Travel Tips USA

The 5 Most Remote Places In North America (And How To Explore Them All)

Unsplash – CC0 License

Sometimes, we just want to get away from civilization for a while and go back to our roots. But, in the modern world, it can be challenging to know where to go. Everywhere is so developed and built up – or so we think. 

It turns out that North America is a much bigger continent than many people realise. Once you get away from the east and west coasts, it is almost entirely uninhabited. 

In this post, we take a look at the most remote places in North America. Check them out below. 

The Torngat Mountains National Park

If you want to get away from it all and don’t mind the cold weather, then you might want to check out the Torngat Mountains National Park which sprawls across both Newfoundland and Labrador.

The region is solely the preserve of the hardiest explorers. There are no marked trails in the area, so if you go, you’ll need to take a map and compass with you (or digital equivalent) 

If you are able to chart your way, the park will reward you. Fjords and lakes abound with plenty of forests and mountains to keep you entertained too. Just remember to wrap up warm: the weather can get extremely cold during the winter months. 

Hoh Rainforest

Unsplash – CC0 License

Heading over to Washington, you may want to check out the Hoh Rainforest. This unique destination is just a couple of hours drive from Seattle and offers one of the most spectacular conservation projects on Earth.

The goal of the area is to create a soundscape entirely free from man-made noises. When you go to the rainforest, it is like travelling back before the birth of civilization and experiencing nature as it would have been in the distant past.

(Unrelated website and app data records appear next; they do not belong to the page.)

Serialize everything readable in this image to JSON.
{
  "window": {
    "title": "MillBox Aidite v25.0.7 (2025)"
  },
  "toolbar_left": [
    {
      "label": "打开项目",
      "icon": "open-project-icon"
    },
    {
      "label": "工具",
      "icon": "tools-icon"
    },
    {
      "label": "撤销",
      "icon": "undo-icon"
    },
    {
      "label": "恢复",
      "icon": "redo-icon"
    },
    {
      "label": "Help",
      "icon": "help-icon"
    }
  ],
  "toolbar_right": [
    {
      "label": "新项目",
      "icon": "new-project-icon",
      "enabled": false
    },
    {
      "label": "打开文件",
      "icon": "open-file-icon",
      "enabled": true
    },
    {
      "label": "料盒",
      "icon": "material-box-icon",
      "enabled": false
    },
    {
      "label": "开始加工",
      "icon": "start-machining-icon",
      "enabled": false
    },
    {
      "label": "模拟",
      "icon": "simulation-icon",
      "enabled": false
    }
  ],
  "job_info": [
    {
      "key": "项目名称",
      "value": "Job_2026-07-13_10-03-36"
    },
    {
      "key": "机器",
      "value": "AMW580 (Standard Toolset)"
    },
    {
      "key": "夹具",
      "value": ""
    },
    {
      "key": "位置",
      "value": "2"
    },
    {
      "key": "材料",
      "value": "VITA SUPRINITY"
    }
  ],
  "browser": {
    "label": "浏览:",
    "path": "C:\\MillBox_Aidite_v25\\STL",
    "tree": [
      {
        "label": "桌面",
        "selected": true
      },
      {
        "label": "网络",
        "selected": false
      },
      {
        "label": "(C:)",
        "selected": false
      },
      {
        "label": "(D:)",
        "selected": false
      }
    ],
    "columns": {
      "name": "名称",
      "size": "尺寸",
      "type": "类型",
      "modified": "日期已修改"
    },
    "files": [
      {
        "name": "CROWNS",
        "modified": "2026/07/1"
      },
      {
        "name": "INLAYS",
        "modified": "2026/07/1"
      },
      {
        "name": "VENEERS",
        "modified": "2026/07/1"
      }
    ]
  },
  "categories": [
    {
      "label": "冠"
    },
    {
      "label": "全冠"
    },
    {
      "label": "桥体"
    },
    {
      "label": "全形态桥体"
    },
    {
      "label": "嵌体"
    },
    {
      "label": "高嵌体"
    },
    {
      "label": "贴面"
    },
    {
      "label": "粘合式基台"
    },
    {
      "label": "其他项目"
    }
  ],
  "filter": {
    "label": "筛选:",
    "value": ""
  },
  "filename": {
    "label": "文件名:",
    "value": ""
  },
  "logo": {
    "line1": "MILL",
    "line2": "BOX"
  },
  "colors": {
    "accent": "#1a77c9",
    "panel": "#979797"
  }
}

You might be wondering, how can you sustain a rainforest in Washington? Well, it all comes down to rainfall. This area of the state gets around 14 feet of rain per year, putting it on a par with regions of the tropics. 

Canyonlands Maze District

The Canyonlands are popular among tourists, but not so much the Maze District. Even to this day, it is relatively untrodden, hidden away from the crowds on the other side of the Colorado and Green Rivers. 

The best way to get to the area is on a motorcycle. Traveling down some of the roads in the area can be dangerous, which is one of the reasons people seek out highly rated motorcycle accident attorneys. However, despite the risks it is still worthwhile. 

The Maze sits at the end of several rough, dirt tracks. You won’t find any services in the region (or places to grab a bite to eat). Instead, you’re treated to multiple dead-end canyons, all with stories of their own to tell.

Getting lost is easy – hence the name – so you’ll want to bring a GPS with you so that you can see precisely where you are. Make sure that you stay on routes unless you have experience travelling to the area. 

Maine’s 100-Mile Wilderness

Unsplash – CC0 License

Maine’s 100-mile wilderness is the last major hurdle on the 1,000-plus-mile Appalachian trail. The area is widely regarded as the most difficult section of the route and features mile after mile of rugged rocks, without any access to civisation. 

If you’re planning on taking this route, go prepared. Bring plenty of dried food with you, cooking equipment and water filters. You may not have access to mains water for several days, so you will need to process it yourself. 

However, once you do explore this area, you are well and truly off-grid. You’re able to explore lush forests, beautiful lakes and stand atop stunning rocky outcrops. 

Denali Wilderness

Unsplash – CC0 License

Denali is Alaska’s highest peak. But despite this, the surrounding park offers barely any trails or campsites. It is so far from civilization that such facilities are simply not viable. 

If you go to this part of the world, you’ll need a 4X4. There is one dirt road through the park, and use is restricted by the park rangers. You can head off the beaten track, but make sure that you take a winch with you. The terrain is remarkably rugged. 

So, which of these remote places in North America do you want to travel to? 

You Might Also Like

No Comments

    Leave a Reply

    This site uses Akismet to reduce spam. Learn how your comment data is processed.

    %d bloggers like this: